**Task to complete**
Scan the material below, then work out how many of its lines contain the word "image"; reply with that number only.

(Beginning of Provided records)

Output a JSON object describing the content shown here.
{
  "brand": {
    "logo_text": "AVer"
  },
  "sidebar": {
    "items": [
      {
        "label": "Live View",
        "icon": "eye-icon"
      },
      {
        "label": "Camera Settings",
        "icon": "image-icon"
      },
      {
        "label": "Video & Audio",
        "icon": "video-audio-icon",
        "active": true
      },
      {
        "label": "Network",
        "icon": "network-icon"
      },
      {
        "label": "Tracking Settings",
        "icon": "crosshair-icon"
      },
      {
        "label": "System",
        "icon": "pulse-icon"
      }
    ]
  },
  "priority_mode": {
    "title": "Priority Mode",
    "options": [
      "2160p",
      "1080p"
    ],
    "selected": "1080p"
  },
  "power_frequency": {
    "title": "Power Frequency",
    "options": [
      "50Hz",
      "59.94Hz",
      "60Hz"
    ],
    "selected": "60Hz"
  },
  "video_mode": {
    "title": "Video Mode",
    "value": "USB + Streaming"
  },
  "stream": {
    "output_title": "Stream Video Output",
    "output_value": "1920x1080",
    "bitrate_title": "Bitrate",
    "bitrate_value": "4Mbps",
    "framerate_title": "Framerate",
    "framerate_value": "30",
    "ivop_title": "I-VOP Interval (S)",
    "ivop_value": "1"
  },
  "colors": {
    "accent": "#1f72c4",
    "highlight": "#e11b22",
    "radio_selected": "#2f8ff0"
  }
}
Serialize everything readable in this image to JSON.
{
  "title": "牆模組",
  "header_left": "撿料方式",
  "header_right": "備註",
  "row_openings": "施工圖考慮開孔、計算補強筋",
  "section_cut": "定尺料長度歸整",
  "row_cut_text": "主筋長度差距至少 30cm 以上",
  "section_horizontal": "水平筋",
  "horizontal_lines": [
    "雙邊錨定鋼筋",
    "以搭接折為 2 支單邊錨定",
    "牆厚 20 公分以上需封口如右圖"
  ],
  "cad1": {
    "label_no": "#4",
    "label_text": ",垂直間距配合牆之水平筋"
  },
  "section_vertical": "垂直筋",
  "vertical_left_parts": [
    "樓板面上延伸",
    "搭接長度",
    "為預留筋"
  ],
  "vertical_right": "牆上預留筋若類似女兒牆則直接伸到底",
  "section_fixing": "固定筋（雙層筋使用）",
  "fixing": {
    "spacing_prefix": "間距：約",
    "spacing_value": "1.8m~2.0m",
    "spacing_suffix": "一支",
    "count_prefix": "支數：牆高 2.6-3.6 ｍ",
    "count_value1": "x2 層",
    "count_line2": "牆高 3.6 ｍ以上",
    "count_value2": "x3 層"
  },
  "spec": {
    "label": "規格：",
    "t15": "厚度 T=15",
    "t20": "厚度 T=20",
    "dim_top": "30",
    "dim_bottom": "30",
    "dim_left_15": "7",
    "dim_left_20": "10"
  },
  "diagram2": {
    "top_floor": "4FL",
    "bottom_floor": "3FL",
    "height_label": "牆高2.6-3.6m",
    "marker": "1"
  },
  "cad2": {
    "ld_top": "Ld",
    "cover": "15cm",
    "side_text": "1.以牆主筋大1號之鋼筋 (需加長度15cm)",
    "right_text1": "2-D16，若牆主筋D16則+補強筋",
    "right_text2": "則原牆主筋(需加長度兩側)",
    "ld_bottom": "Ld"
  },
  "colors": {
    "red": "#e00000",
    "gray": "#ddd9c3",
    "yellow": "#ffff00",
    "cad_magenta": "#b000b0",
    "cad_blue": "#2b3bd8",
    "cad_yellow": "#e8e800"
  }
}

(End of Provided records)

**Response box**
2